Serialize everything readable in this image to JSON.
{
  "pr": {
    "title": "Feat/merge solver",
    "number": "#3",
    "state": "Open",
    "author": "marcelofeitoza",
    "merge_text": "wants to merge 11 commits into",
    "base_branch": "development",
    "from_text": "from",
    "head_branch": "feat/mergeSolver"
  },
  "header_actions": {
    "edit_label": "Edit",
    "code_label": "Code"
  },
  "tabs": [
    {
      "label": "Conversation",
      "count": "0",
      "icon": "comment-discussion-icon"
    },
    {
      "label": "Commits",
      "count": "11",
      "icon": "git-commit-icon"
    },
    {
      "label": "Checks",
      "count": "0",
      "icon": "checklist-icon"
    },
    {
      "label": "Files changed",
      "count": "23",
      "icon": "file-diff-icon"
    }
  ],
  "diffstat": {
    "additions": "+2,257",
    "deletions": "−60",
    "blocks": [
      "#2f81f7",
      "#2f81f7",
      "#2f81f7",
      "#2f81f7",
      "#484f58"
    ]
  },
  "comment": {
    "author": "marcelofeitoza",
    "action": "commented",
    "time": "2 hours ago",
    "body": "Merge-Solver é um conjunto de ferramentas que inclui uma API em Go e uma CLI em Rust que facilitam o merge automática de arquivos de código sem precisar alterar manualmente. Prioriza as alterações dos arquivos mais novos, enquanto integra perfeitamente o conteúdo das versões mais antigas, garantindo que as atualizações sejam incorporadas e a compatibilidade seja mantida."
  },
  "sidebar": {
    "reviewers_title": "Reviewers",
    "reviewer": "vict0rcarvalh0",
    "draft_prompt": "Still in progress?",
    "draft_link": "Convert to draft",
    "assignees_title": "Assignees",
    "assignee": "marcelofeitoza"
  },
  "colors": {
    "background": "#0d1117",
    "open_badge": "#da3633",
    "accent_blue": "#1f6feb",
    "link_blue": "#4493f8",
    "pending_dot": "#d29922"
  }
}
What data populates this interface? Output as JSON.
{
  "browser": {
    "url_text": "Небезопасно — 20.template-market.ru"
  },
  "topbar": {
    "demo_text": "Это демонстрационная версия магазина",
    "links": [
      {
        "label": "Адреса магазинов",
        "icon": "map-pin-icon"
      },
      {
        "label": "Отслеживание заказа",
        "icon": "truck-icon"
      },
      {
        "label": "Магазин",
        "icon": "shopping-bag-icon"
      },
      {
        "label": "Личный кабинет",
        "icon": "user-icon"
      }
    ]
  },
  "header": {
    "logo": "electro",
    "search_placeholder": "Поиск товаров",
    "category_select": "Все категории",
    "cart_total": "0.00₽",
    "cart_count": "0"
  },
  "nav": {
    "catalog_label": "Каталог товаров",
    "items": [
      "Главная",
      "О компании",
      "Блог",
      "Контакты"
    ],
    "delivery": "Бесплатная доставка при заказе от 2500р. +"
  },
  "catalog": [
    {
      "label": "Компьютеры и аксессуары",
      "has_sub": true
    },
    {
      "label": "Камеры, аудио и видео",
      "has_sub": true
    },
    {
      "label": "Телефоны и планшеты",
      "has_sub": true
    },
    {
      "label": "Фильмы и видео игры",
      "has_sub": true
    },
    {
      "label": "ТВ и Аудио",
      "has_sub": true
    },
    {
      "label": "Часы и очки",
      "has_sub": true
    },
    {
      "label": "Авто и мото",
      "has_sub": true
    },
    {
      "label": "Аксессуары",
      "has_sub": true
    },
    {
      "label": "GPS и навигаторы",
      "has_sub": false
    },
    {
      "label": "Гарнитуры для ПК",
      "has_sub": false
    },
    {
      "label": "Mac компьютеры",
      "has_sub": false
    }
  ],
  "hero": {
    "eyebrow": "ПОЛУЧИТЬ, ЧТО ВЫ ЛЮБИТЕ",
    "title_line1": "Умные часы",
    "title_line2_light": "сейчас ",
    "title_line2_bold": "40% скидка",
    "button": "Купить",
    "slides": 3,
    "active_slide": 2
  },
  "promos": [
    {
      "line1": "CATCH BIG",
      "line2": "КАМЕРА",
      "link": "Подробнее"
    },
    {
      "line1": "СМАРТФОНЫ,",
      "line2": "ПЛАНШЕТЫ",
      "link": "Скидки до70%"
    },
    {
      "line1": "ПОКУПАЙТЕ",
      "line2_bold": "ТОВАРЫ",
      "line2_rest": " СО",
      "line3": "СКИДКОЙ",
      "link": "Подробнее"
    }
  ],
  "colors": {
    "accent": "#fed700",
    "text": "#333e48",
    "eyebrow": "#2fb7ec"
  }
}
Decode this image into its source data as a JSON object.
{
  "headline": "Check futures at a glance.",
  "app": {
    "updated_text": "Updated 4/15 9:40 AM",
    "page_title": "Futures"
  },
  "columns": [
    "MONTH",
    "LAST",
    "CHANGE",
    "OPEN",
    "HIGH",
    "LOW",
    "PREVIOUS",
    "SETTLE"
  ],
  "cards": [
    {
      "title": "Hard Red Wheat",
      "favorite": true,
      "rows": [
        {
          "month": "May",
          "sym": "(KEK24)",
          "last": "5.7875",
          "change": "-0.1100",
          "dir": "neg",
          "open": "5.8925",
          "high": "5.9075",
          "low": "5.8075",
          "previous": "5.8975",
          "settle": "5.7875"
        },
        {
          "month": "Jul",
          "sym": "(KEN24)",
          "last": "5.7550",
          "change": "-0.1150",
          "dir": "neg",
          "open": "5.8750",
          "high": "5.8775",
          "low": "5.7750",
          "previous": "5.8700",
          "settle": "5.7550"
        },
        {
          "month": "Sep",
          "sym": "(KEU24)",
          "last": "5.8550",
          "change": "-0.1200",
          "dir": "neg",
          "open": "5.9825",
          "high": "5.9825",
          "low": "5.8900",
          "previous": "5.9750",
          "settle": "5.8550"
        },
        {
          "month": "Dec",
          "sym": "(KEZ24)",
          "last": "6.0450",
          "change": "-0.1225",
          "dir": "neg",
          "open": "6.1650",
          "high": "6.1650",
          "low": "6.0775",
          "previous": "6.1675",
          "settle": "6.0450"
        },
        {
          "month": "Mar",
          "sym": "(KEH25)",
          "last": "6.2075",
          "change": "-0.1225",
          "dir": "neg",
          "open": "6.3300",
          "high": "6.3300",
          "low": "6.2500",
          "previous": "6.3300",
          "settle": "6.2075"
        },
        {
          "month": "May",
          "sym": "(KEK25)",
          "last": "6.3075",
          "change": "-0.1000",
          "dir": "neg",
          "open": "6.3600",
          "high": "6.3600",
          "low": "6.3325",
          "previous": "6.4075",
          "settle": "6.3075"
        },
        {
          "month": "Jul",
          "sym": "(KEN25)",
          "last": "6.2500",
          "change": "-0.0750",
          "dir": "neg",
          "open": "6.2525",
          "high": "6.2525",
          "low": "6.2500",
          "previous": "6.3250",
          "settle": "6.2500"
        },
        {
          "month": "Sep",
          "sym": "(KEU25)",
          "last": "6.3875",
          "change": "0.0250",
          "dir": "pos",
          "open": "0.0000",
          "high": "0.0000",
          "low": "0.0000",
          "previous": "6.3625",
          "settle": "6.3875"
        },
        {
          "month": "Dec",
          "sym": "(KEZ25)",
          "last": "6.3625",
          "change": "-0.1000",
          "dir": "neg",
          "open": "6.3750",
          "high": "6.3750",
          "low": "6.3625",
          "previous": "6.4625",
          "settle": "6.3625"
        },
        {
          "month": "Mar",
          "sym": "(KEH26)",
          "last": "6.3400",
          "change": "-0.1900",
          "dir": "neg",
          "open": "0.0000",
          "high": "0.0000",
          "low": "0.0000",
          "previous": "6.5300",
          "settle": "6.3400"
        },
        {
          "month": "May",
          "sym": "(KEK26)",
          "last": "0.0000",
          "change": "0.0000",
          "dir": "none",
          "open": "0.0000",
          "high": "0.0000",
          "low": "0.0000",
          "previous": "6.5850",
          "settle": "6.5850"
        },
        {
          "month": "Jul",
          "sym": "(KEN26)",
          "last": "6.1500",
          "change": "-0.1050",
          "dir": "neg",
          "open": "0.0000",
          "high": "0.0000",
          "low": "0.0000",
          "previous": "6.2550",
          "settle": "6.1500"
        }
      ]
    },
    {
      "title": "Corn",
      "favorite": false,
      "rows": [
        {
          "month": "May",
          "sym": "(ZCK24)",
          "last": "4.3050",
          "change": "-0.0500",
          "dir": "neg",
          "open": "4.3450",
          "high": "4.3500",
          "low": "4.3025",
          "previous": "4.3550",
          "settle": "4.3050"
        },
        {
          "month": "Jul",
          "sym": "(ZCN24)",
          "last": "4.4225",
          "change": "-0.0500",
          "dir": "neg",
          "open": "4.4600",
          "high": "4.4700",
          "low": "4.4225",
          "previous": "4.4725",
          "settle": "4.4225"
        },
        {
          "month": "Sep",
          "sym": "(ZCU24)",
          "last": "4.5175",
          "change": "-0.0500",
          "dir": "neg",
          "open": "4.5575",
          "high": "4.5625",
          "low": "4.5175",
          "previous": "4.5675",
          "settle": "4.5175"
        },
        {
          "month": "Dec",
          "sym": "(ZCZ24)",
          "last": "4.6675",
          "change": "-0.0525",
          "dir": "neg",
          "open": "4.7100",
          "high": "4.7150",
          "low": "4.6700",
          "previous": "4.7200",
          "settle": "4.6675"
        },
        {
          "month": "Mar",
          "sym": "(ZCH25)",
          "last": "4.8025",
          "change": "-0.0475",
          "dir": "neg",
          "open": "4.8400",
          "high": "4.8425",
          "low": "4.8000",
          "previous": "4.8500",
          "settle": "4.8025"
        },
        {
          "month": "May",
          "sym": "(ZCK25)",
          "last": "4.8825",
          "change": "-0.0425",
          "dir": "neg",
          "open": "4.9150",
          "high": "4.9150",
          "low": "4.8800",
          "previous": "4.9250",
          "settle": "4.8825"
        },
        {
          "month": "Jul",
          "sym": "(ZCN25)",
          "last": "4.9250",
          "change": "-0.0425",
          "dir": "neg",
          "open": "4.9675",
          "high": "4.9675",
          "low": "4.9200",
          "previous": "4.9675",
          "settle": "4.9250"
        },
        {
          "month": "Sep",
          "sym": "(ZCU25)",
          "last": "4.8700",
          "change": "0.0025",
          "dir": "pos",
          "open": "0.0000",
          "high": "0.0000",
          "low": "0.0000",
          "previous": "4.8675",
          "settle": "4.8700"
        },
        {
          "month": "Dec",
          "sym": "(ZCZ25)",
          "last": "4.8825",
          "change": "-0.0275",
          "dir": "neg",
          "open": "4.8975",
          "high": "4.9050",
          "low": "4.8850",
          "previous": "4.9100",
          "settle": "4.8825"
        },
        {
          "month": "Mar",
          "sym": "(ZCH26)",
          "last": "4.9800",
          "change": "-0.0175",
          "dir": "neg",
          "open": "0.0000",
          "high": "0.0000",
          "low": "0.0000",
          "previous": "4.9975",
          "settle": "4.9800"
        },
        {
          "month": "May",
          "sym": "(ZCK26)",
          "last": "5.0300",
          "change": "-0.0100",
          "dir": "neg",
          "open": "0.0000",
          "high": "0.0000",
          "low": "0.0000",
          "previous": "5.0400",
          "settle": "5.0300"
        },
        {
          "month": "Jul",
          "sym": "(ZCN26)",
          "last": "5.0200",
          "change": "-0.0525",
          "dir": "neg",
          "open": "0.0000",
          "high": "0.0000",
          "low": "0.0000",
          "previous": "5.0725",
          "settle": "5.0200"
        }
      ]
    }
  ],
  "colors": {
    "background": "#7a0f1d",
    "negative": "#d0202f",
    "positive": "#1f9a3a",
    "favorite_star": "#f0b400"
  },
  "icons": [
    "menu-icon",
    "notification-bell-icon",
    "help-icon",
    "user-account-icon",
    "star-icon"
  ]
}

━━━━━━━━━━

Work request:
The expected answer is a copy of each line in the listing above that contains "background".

Exercise response:
    "background": "#0d1117",
    "background": "#7a0f1d",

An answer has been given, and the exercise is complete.